In analytic geometry, it can be shown that the scalar product of two vectors obeys the relationship:

b • c = (length of b) x (length of c) x cos 8 (2.9)

When the angle between two vectors is 8 = 90°, then cos 8 = 0 and the scalar product Orthogonal b • c = 0. As a consequence, two vectors whose scalar product is zero are orthogonal vectors (i.e. at right angle). This property will be used in Section 2.9 to compute eigenvectors.

A matrix whose (column) vectors are all at right angle of each other is called orthogonal.

Numerical example. Returning to the above example, it is possible to multiply each row of each monthly matrix with the correction vector (scalar product), in order to compare total monthly fish abundances. This operation, which is the product of a vector by a matrix, is a simple extension of the scalar product (eq. 2.8). The product of the July matrix B with the correction vector c is written as follows:

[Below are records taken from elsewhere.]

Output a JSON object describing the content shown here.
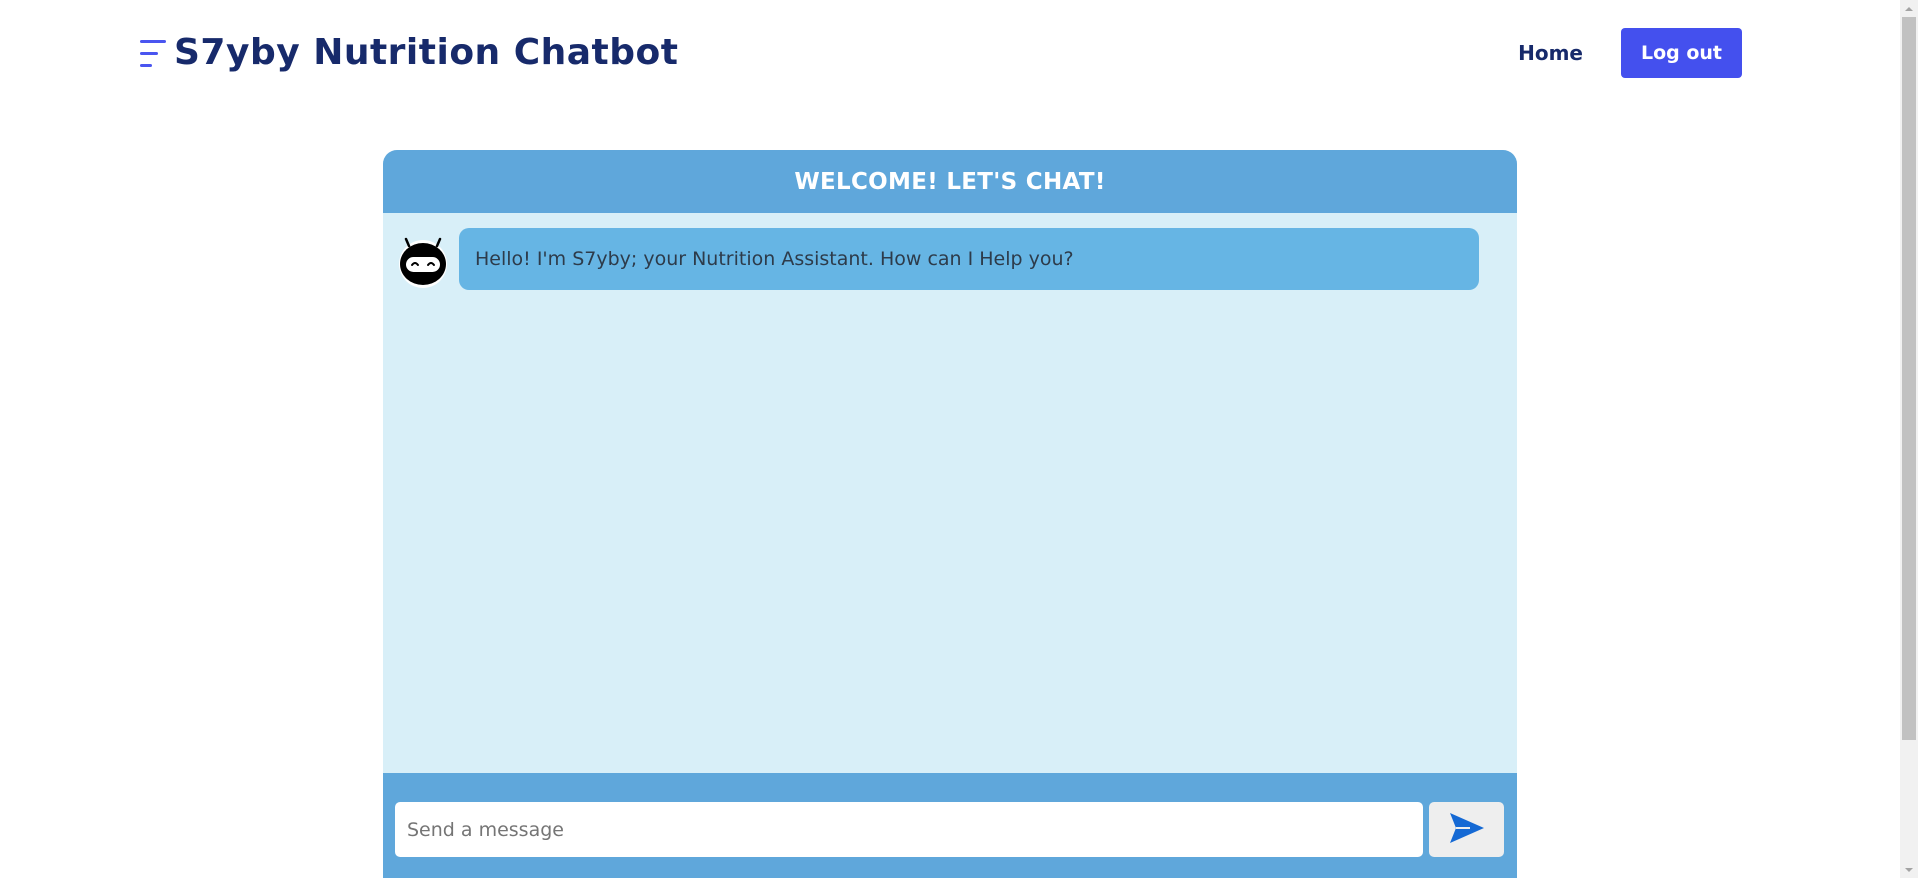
{
  "header": {
    "brand_title": "S7yby Nutrition Chatbot",
    "nav_home": "Home",
    "logout_label": "Log out"
  },
  "chat": {
    "title": "WELCOME! LET'S CHAT!",
    "messages": [
      {
        "sender": "bot",
        "avatar_icon": "robot-icon",
        "text": "Hello! I'm S7yby; your Nutrition Assistant. How can I Help you?"
      }
    ],
    "input": {
      "value": "",
      "placeholder": "Send a message"
    },
    "send_icon": "send-icon"
  },
  "colors": {
    "accent": "#4450ee",
    "brand_text": "#172a6b",
    "chat_header": "#5fa7db",
    "chat_body": "#d8eff8",
    "bot_bubble": "#66b5e4",
    "send_arrow": "#1569d4"
  }
}
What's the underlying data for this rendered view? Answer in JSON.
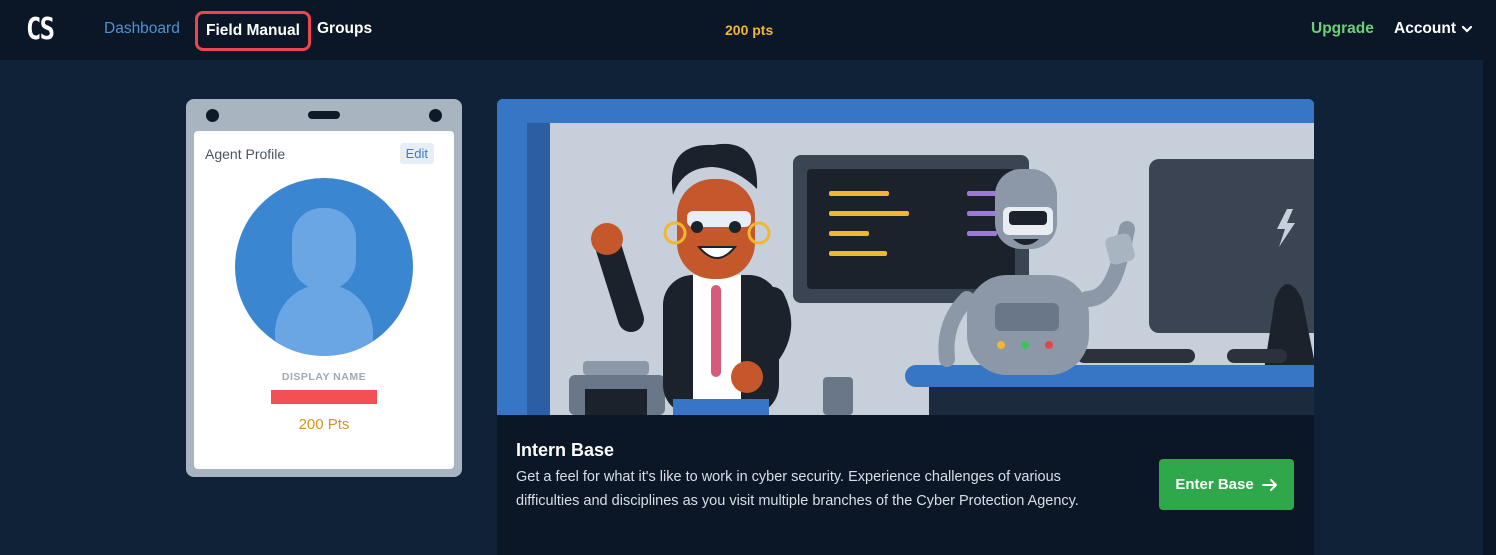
{
  "nav": {
    "logo": "CS",
    "dashboard": "Dashboard",
    "field_manual": "Field Manual",
    "groups": "Groups",
    "points": "200 pts",
    "upgrade": "Upgrade",
    "account": "Account"
  },
  "profile": {
    "title": "Agent Profile",
    "edit": "Edit",
    "display_name_label": "DISPLAY NAME",
    "points": "200 Pts"
  },
  "base": {
    "title": "Intern Base",
    "description": "Get a feel for what it's like to work in cyber security. Experience challenges of various difficulties and disciplines as you visit multiple branches of the Cyber Protection Agency.",
    "enter_label": "Enter Base"
  },
  "colors": {
    "nav_bg": "#0b1727",
    "page_bg": "#0f2238",
    "accent_blue": "#4f91d6",
    "points_gold": "#f2b632",
    "upgrade_green": "#6bd07a",
    "enter_green": "#2ea84a",
    "highlight_red": "#ef4550"
  }
}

Numerical example. Returning to the above example, it is possible to multiply each row of each monthly matrix with the correction vector (scalar product), in order to compare total monthly fish abundances. This operation, which is the product of a vector by a matrix, is a simple extension of the scalar product (eq. 2.8). The product of the July matrix B with the correction vector c is written as follows: